“Purchasers in Brazil may substitute other nitrogen fertilizers” for ammonium nitrate, it added.
In North America “production returns in 2022 on all crops are forecast to be historically high despite high input costs,” it said.
Urea exports from China are expected to be limited through at least the first half of 2022.
Mosaic sees prices easing
Mosaic, based in Tampa, Florida, mines, produces, and distributes potash, and urea. Andy Jung, Mosaic´s vice president of market and strategic analysis, said in a February report that he sees some fertilizer prices easing.
“For nitrogen, there is a clear path forward to prices trending downward in 2022 as shuttered facilities come back online to add supply to the global market. There is also new capacity slated for commissioning in 2022. Since nitrogen is a major component of phosphate fertilizers, we should see the lower pricing of nitrogen pass through to phosphate,” Jung said.

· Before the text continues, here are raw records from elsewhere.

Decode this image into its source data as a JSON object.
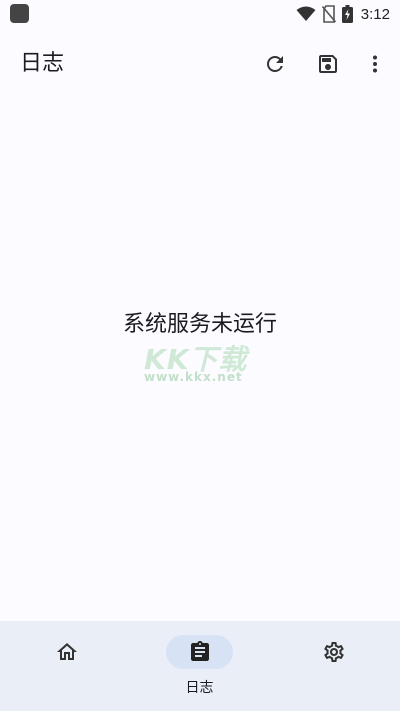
{
  "status_bar": {
    "time": "3:12",
    "icons": [
      "app-notification-icon",
      "wifi-icon",
      "no-sim-icon",
      "battery-charging-icon"
    ]
  },
  "app_bar": {
    "title": "日志",
    "actions": [
      {
        "name": "refresh",
        "icon": "refresh-icon"
      },
      {
        "name": "save",
        "icon": "save-icon"
      },
      {
        "name": "more",
        "icon": "more-vert-icon"
      }
    ]
  },
  "content": {
    "message": "系统服务未运行"
  },
  "watermark": {
    "url": "www.kkx.net"
  },
  "bottom_nav": {
    "items": [
      {
        "icon": "home-icon",
        "label": "",
        "active": false
      },
      {
        "icon": "clipboard-icon",
        "label": "日志",
        "active": true
      },
      {
        "icon": "gear-icon",
        "label": "",
        "active": false
      }
    ]
  },
  "colors": {
    "background": "#fcfbff",
    "nav_background": "#eaeef7",
    "active_indicator": "#d8e2f5",
    "text": "#1c1b1f"
  }
}
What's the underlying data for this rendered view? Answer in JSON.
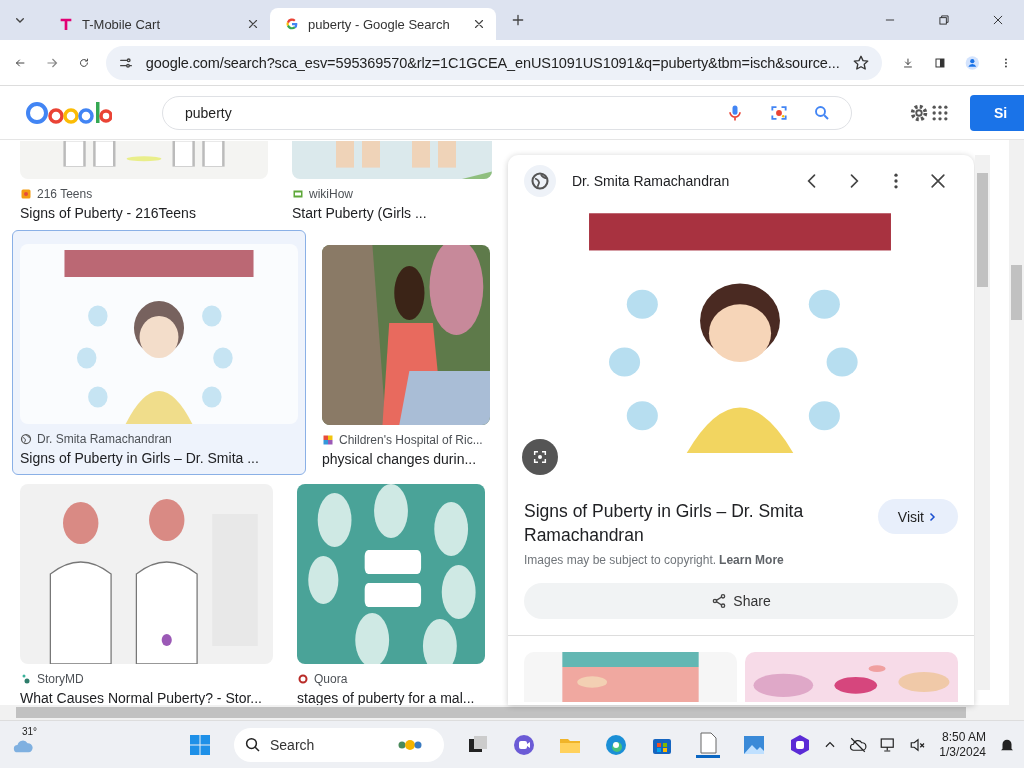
{
  "browser": {
    "tabs": [
      {
        "title": "T-Mobile Cart",
        "selected": false
      },
      {
        "title": "puberty - Google Search",
        "selected": true
      }
    ],
    "address": "google.com/search?sca_esv=595369570&rlz=1C1GCEA_enUS1091US1091&q=puberty&tbm=isch&source..."
  },
  "header": {
    "search_value": "puberty",
    "sign_in": "Si"
  },
  "results": [
    [
      {
        "source": "216 Teens",
        "title": "Signs of Puberty - 216Teens",
        "selected": false
      },
      {
        "source": "wikiHow",
        "title": "Start Puberty (Girls ...",
        "selected": false
      }
    ],
    [
      {
        "source": "Dr. Smita Ramachandran",
        "title": "Signs of Puberty in Girls – Dr. Smita ...",
        "selected": true
      },
      {
        "source": "Children's Hospital of Ric...",
        "title": "physical changes durin...",
        "selected": false
      }
    ],
    [
      {
        "source": "StoryMD",
        "title": "What Causes Normal Puberty? - Stor...",
        "selected": false
      },
      {
        "source": "Quora",
        "title": "stages of puberty for a mal...",
        "selected": false
      }
    ]
  ],
  "panel": {
    "source": "Dr. Smita Ramachandran",
    "title": "Signs of Puberty in Girls – Dr. Smita Ramachandran",
    "visit": "Visit",
    "note": "Images may be subject to copyright.",
    "learn_more": "Learn More",
    "share": "Share"
  },
  "taskbar": {
    "weather": "31°",
    "search": "Search",
    "time": "8:50 AM",
    "date": "1/3/2024"
  }
}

Mosaic will bring more supply to cover disruptions at several mines.
Ammonia and sulfur saw on-year price increases of 313% and 194%, respectively in 2021 compared with 2020, he said.
Supply will depend on China, he said. China restricted fertilizer exports late last year. China accounts for between a quarter and a third of global phosphate exports, according to Jung.
CF Industries bullish
CF Industries, based in Deerfield, Illinois, saw a January-March 2022 windfall with a “quarterly record” adjusted EBITDA of $1.65 billion.
The cash enabled dividend hikes, helped redeem debt ahead of maturity, as well as to continue a plan of share re-purchases and even contemplate a net-zero joint venture for a new ammonia plant with carbon capture.
“We expect the global nitrogen supply and demand balance to remain tight for the foreseeable future. Nitrogen demand will continue to be underpinned by the world´s need to replenish global grain stocks,” said Tony Will, CEO of CF Industries, on May 5.
“We believe it will take at least two years and possibly longer to accomplish this,” added Will, CEO of CF Industries.
“We expect nitrogen supply to remain tight with the marginal ton being very high cost. Russia´s invasion of Ukraine has exacerbated both demand and supply situations,” he added.
Global food security challenged
Nutrien, a Saskatoon, Saskatchewan, Canada fertilizer producer, said on May 2 that prices for key crops such as corn, soybean and wheat are 50% to 90% above the ten-year average and that this motivates growers to increase production.
The Food Price Index of the United Nation´s Food and Agriculture Organization, a measure of monthly change in prices of a basket of food commodities, reached an all-time high in March, easing just slightly in April, according to a May 6 press release.
“Food prices remain close to their recent highs, reflecting persistent market tightness and posing a challenge to global food security for the most vulnerable,” said FAO´s economist Maximo Torero.
In 2021 there were some weather events that curbed fertilizer production. Executives anticipated shortages back in Nov. 2021.
By Renzo Pipoli